TABLE-US-00002 TABLE 2 Shear Viscosity of PMMA/PVDF blend (cP) Before filtration After filtration % Change S5-PPTA_1_6 1.00 1.00 0 S5-PPTA_1_12 1.00 1.00 0 S5-PPTA_1_24 1.00 1.13 0.13 S10-PPTA_1_6 1.00 1.00 0 S10-PPTA_1_12 1.00 1.25 0.25 S10-PPTA_1_24 1.00 1.25 0.25 C10-PPTA_1_0 1.00 1.00 0 C5-Starch 1.00 1.00 0 C10-Starch 1.00 1.00 0
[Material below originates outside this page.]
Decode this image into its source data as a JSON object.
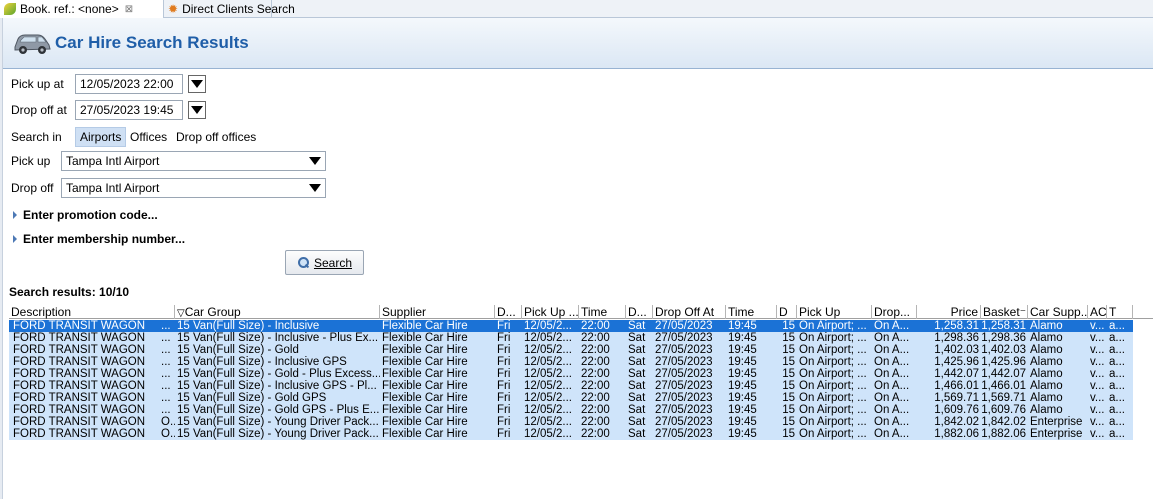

 However, for those of the S10 and S5 pellets with shorter or nil polymerization time, the extrudate did not show any increase in viscosity. This implies that interconnectivity and less tortuosity traits are beneficial to the mixing process over a long range of pore channel extension. On the contrary, blockages along the pore channels give rise to interruption of extrudate surface and therefore gliding of the liquid layer attached to pore-wall, which undermines shear thinning effect. Coupled with the discussion in previous sections, this in-situ pore generation technique makes smaller pores far more accessible, especially those that are less than 0.01 μm. It is proposed that these throats exert combing action on polymer chains on top of the effect of no-slip layer. Finally, as expected, the controls show no effects on the viscosity of extrudate.
 All of the features disclosed in this specification may be combined in any combination. Each feature disclosed in this specification may be replaced by an alternative feature serving the same, equivalent, or similar purpose. Thus, unless expressly stated otherwise, each feature disclosed is only an example of a generic series of equivalent or similar features.
 From the above description, one skilled in the art can easily ascertain the essential characteristics of the present invention, and without departing from the spirit and scope thereof, can make various changes and modifications of the invention to adapt it to various usages and conditions. Thus, other examples are also within the claims.
Patent applications by Liang Hong, Singapore SG
Patent applications by Xinwei Chen, Singapore SG
Patent applications by NATIONAL UNIVERSITY OF SINGAPORE
Patent applications in all subclasses Plural diverse heavy metals containing